The seven were imprisoned after a secret trial in which no evidence was produced to justify the absurd charges against them. The General Assembly of the United Nations has repeatedly condemned the persecution in Iran of members of the Baha’i Faith, that country’s biggest non-Muslim religious minority.
Australian Foreign Minister Julie Bishop sent a message to the event in which she repeated her call for the release of the leaders, who have now served nine years of a 10 year sentence. [For the text of the message, see below]
Mr Stokes said Australians should send a strong message to the Iranian government about its attack on the human rights of the leaders.
He said it was his great honour to host in his electorate one of the jewels of architecture in Australia, the Baha’i temple.
“It is through that association that I have had the opportunity to meet many Baha’is, and I can attest to the wonderful, loving, peaceful, thoughtful and genuinely other-person centred people I have met.
“I have a sense of personal outrage that any government could persecute such people.”
Professor Moens said there is a plethora of international human rights documents that protect the right to freely exercise one’s religion in public and private.
The treatment of the seven Baha’i leaders is “an affront to human dignity” which is contrary to international human standards protecting religious belief and religious practice, Professor Moens said.
“The seven Baha’i leaders should be released immediately and all discrimination against Baha’i people should be discontinued. I hereby call upon the Iranian government to release the seven Baha’i leaders, immediately.”
In his remarks, Professor Quinlan asked those attending from diverse religious traditions to pray for the immediate release of the leaders. He said people of all religions share the desire to “live peaceful and quiet lives with all devotion and propriety”.

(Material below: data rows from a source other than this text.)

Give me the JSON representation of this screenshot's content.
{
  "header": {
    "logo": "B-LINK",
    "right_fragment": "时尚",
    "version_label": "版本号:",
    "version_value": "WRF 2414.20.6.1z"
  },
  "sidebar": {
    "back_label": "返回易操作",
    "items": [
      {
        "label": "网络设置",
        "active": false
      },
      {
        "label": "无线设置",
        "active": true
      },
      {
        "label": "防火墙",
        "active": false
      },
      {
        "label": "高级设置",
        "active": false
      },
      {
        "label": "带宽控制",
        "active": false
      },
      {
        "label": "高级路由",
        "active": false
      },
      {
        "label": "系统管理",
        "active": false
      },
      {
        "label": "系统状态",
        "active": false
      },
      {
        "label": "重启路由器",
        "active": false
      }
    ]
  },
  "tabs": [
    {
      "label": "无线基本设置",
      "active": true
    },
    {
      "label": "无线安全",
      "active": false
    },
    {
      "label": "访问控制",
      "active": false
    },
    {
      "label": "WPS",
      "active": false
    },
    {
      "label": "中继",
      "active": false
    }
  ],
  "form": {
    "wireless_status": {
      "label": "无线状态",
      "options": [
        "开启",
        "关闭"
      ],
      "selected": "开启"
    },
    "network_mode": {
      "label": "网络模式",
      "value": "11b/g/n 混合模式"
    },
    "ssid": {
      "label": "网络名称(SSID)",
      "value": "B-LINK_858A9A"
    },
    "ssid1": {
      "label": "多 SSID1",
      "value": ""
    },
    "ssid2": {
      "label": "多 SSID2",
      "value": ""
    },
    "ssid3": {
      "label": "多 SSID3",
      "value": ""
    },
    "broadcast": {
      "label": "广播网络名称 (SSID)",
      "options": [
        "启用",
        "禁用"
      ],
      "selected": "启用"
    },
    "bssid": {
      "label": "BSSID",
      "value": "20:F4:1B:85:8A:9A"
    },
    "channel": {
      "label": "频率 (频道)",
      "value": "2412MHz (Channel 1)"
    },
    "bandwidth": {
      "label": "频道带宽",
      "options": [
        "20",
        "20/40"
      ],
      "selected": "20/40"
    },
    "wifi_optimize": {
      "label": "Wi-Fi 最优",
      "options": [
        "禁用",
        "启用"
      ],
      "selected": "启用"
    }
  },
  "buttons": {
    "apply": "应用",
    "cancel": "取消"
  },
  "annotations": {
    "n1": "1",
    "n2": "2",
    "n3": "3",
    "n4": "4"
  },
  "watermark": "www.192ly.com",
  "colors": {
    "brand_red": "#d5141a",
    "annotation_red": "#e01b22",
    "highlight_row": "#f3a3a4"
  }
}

Also addressing the meeting was Negar Sabet, the daughter of one of the seven leaders, Mahvash Sabet, whose poems were smuggled out of prison and appear in the 2013 book, Prison Poems.
Now a university student in Australia, Ms Sabet recalled the stress of bringing the poems out from the prison.
“When her first book got published, we laughed and cried,” she said.
“She has suffered all these years but never kept silent. She has adopted her own poetic way of showing constructive resilience and remarkable strength, a way she has expressed herself, her faith and belief.”
Joining her at the podium was Vargha Bolodo-Taefi, the son of Fariba Kamalabadi, another of the imprisoned leaders who shares a cell with Mrs Sabet.
“I consider my mum’s cell a cell of glory,” said Mr Taefi, who now lives in Australia with his wife and baby son.
“Why has the Iranian government subjected a group of its most faithful, obedient, capable and innocent citizens to unwarranted scorn and unjustified repression?” Mr Taefi asked.
“The reason is our belief in the oneness of humankind, independent investigation of truth, equality of women and men, harmony of science and religion and other principles.”
Australian Foreign Minister, the Hon. Julie Bishop MP: 2017 Message to the Australian Baha’i Community
I am saddened to note the ninth anniversary of imprisonment for seven leaders of the Baha’i community in Iran. Australia remains deeply concerned by the human rights situation in Iran and ongoing reports of persecution of minority and ethnic communities, including Baha’is.
“We continue to call for the release of the seven imprisoned Baha’i leaders: Afif Naeimi, Behrouz Tavakkoli, Fariba Kamalabadi, Jamaloddin Khanjani, Mahvash Sabet, Saeid Rezaie, and Vahid Tizfahm. We also call for the release of all prisoners of conscience in Iran.
Australia continues to express our concerns over human rights directly with the Iranian government and in relevant UN fora.
During the 34th regular session of the Human Rights Council in March 2017, Australia issued a statement on the human rights situation in Iran, which, among other areas of concern, highlighted the widespread mistreatment of religious minorities, including Baha’is. At this same Human Rights Council session, Australia also co-sponsored a resolution that extended the mandate of the Special Rapporteur on the human rights situation in Iran.
In November 2016 Australia co-sponsored the UN General Assembly Third Committee Resolution on the human rights situation in Iran. This Resolution expressed serious concern, amongst other things, about incitement to hatred that leads to violence against Baha’is.
Australia will continue to follow closely the human rights situation in Iran and raise our concerns in both bilateral and multilateral fora. It is the firm belief of the Australian Government that freedom of religion and belief is a core human right, and that this freedom must be respected in all countries.